[EXERCISE GOAL] Using the records below, locate all lines containing "time" and return them.

[MATERIAL PROVIDED]
%%

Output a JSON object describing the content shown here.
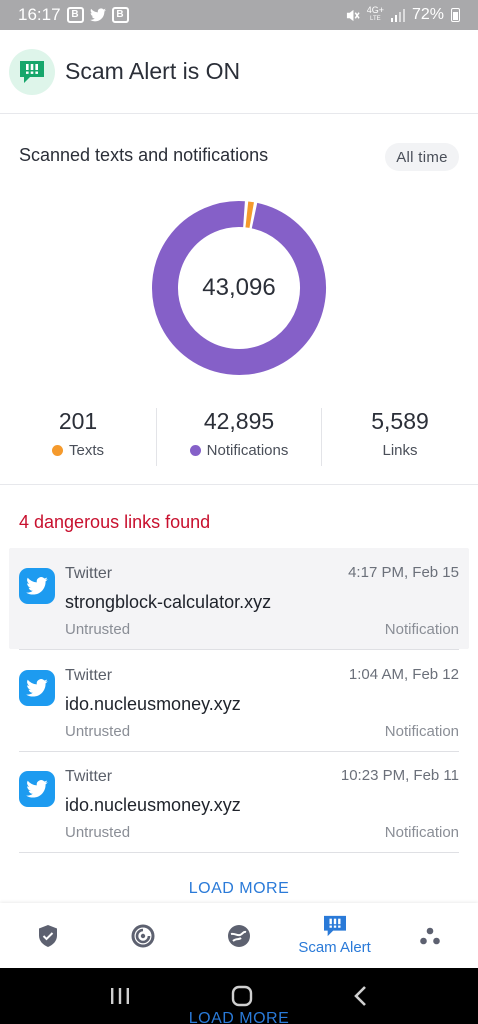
{
  "status_bar": {
    "time": "16:17",
    "left_icons": [
      "notification-box-icon",
      "twitter-icon",
      "b-box-icon"
    ],
    "notif_box_glyph": "B",
    "b_box_glyph": "B",
    "network_top": "4G+",
    "network_bottom": "LTE",
    "battery": "72%"
  },
  "header": {
    "title": "Scam Alert is ON",
    "logo_icon": "alert-message-icon",
    "logo_color": "#16a66b",
    "logo_bg": "#def5ea"
  },
  "summary": {
    "title": "Scanned texts and notifications",
    "range": "All time",
    "total": "43,096",
    "stats": [
      {
        "value": "201",
        "label": "Texts",
        "color": "#f59a2c",
        "has_dot": true
      },
      {
        "value": "42,895",
        "label": "Notifications",
        "color": "#8560c8",
        "has_dot": true
      },
      {
        "value": "5,589",
        "label": "Links",
        "has_dot": false
      }
    ]
  },
  "chart_data": {
    "type": "pie",
    "variant": "donut",
    "center_label": "43,096",
    "slices": [
      {
        "name": "Texts",
        "value": 201,
        "color": "#f59a2c"
      },
      {
        "name": "Notifications",
        "value": 42895,
        "color": "#8560c8"
      }
    ]
  },
  "alerts_title": "4 dangerous links found",
  "alerts": [
    {
      "source": "Twitter",
      "time": "4:17 PM, Feb 15",
      "domain": "strongblock-calculator.xyz",
      "trust": "Untrusted",
      "kind": "Notification",
      "icon": "twitter-icon",
      "highlighted": true
    },
    {
      "source": "Twitter",
      "time": "1:04 AM, Feb 12",
      "domain": "ido.nucleusmoney.xyz",
      "trust": "Untrusted",
      "kind": "Notification",
      "icon": "twitter-icon",
      "highlighted": false
    },
    {
      "source": "Twitter",
      "time": "10:23 PM, Feb 11",
      "domain": "ido.nucleusmoney.xyz",
      "trust": "Untrusted",
      "kind": "Notification",
      "icon": "twitter-icon",
      "highlighted": false
    }
  ],
  "load_more": "LOAD MORE",
  "bottom_nav": {
    "items": [
      {
        "icon": "shield-check-icon",
        "label": ""
      },
      {
        "icon": "security-check-icon",
        "label": ""
      },
      {
        "icon": "web-protection-icon",
        "label": ""
      },
      {
        "icon": "scam-alert-icon",
        "label": "Scam Alert",
        "active": true
      },
      {
        "icon": "more-dots-icon",
        "label": ""
      }
    ]
  },
  "system_nav": [
    "recents-icon",
    "home-icon",
    "back-icon"
  ],
  "colors": {
    "accent": "#2a7ad8",
    "danger": "#c8102e",
    "texts": "#f59a2c",
    "notifications": "#8560c8",
    "twitter": "#1d9bf0"
  }
}
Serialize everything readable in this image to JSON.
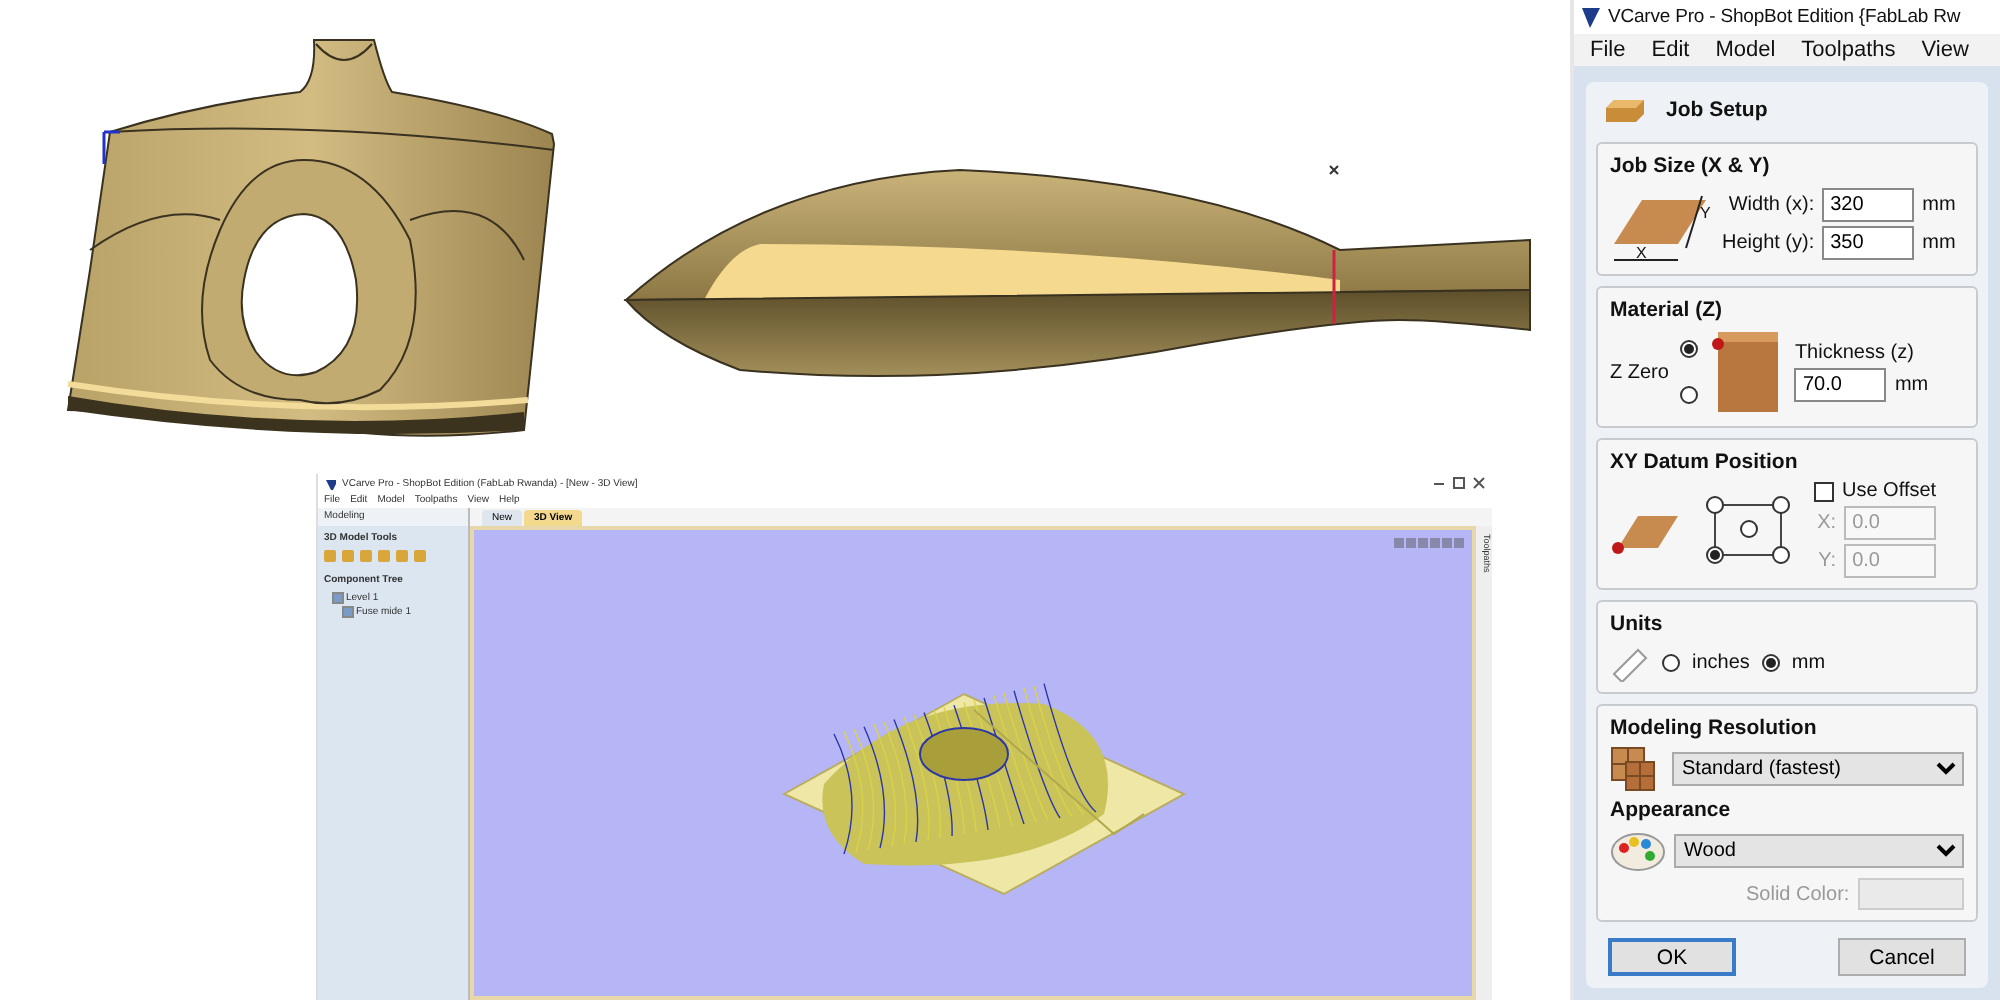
{
  "mini_app": {
    "title": "VCarve Pro - ShopBot Edition (FabLab Rwanda) - [New - 3D View]",
    "menu": [
      "File",
      "Edit",
      "Model",
      "Toolpaths",
      "View",
      "Help"
    ],
    "panel_title": "Modeling",
    "tools_title": "3D Model Tools",
    "tree_title": "Component Tree",
    "tree": [
      {
        "label": "Level 1",
        "checked": true,
        "children": [
          {
            "label": "Fuse mide 1",
            "checked": true
          }
        ]
      }
    ],
    "tabs": [
      {
        "label": "New",
        "selected": false
      },
      {
        "label": "3D View",
        "selected": true
      }
    ],
    "side_tab": "Toolpaths"
  },
  "panel": {
    "title": "VCarve Pro - ShopBot Edition {FabLab Rw",
    "menu": [
      "File",
      "Edit",
      "Model",
      "Toolpaths",
      "View"
    ],
    "heading": "Job Setup",
    "job_size": {
      "title": "Job Size (X & Y)",
      "axis_x": "X",
      "axis_y": "Y",
      "fields": [
        {
          "label": "Width (x):",
          "value": "320",
          "unit": "mm"
        },
        {
          "label": "Height (y):",
          "value": "350",
          "unit": "mm"
        }
      ]
    },
    "material": {
      "title": "Material (Z)",
      "z_zero_label": "Z Zero",
      "z_zero_options": [
        {
          "selected": true
        },
        {
          "selected": false
        }
      ],
      "thickness_label": "Thickness (z)",
      "thickness": "70.0",
      "unit": "mm"
    },
    "datum": {
      "title": "XY Datum Position",
      "points": [
        {
          "selected": false
        },
        {
          "selected": false
        },
        {
          "selected": false
        },
        {
          "selected": true
        },
        {
          "selected": false
        }
      ],
      "use_offset": {
        "label": "Use Offset",
        "checked": false
      },
      "offsets": [
        {
          "label": "X:",
          "value": "0.0",
          "disabled": true
        },
        {
          "label": "Y:",
          "value": "0.0",
          "disabled": true
        }
      ]
    },
    "units": {
      "title": "Units",
      "options": [
        {
          "label": "inches",
          "selected": false
        },
        {
          "label": "mm",
          "selected": true
        }
      ]
    },
    "resolution": {
      "title": "Modeling Resolution",
      "value": "Standard (fastest)"
    },
    "appearance": {
      "title": "Appearance",
      "value": "Wood",
      "solid_color_label": "Solid Color:",
      "solid_color_disabled": true
    },
    "buttons": [
      {
        "label": "OK",
        "default": true
      },
      {
        "label": "Cancel",
        "default": false
      }
    ]
  }
}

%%

[RESULT]
    "time": "16:17",
    "range": "All time",
      "time": "4:17 PM, Feb 15",
      "time": "1:04 AM, Feb 12",
      "time": "10:23 PM, Feb 11",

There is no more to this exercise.